Respect goes down the chain to go back up the chain. Your team is more likely to respect and trust you if you give them that same trust and respect. If something isn’t normal or right, start by giving your team the benefit of the doubt. Check in with your team and find out what is going on. How is a commander supposed to command if he doesn’t know what’s happening on the ground? If someone is having trouble, offer some help.
Play checkers, not chess. If your team doesn’t understand your strategy or direction, they will not be able to support or follow it. Keep strategy simple. Provide simple direction. While you’re at it, keep the rules for success simple.

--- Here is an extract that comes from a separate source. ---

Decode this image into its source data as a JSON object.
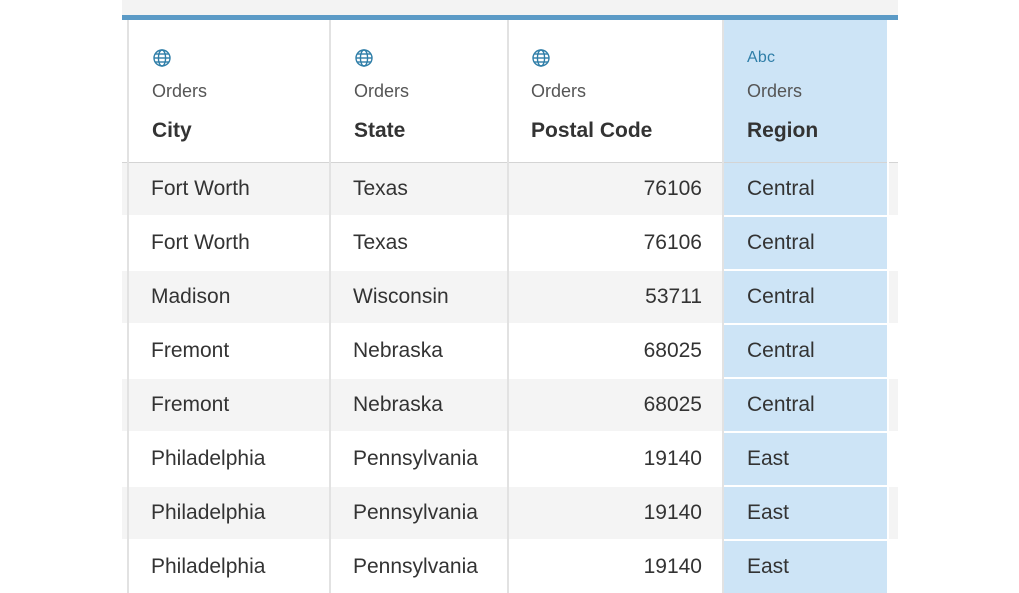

Invest in the team through mentorship. Your senior team members and leaders have built up skills and experience that will benefit each other and will help grow junior team members. Set up mentorship programs so your people can learn from each other. Even at the leadership level, you can learn from each other by periodically getting together just to discuss leadership – challenges, victories and lessons.
Take care of your team. In every exercise we did, there was always one person, usually the 2nd in command, whose role was to take care of the team. That person ensured that everyone knew what was going on, decisions were communicated, the team was together and safe, and reported back to the person in command. I had the opportunity to be in that role as well as being a “regular soldier”. When you’re in a cold, wet ditch in the middle of the night, peering into darkness and waiting for instructions from HQ, you really appreciate when your commander asks how you’re doing and lets you know what’s going on.
Add an “A” to the OODA Loop. The OODA loop, developed by military strategist and USAF Colonel John, refers to the decision cycle to Observe, Orient, Decide, and Act. It is also important to Assess your actions so you can learn from what worked or didn’t work.
The leadership lessons from the boot camp reminded me of Captain D. Michael Abrashoff’s books It’s Your Ship and It’s Our Ship. Both describe the no-nonsense leadership values Abrashoff developed while leading “the best damn ship in the navy”. I highly recommend reading both books.
Do you invest in your team through mentoring? Do you and your fellow leaders ever just talk about leadership? Do you think that would help refine your skills?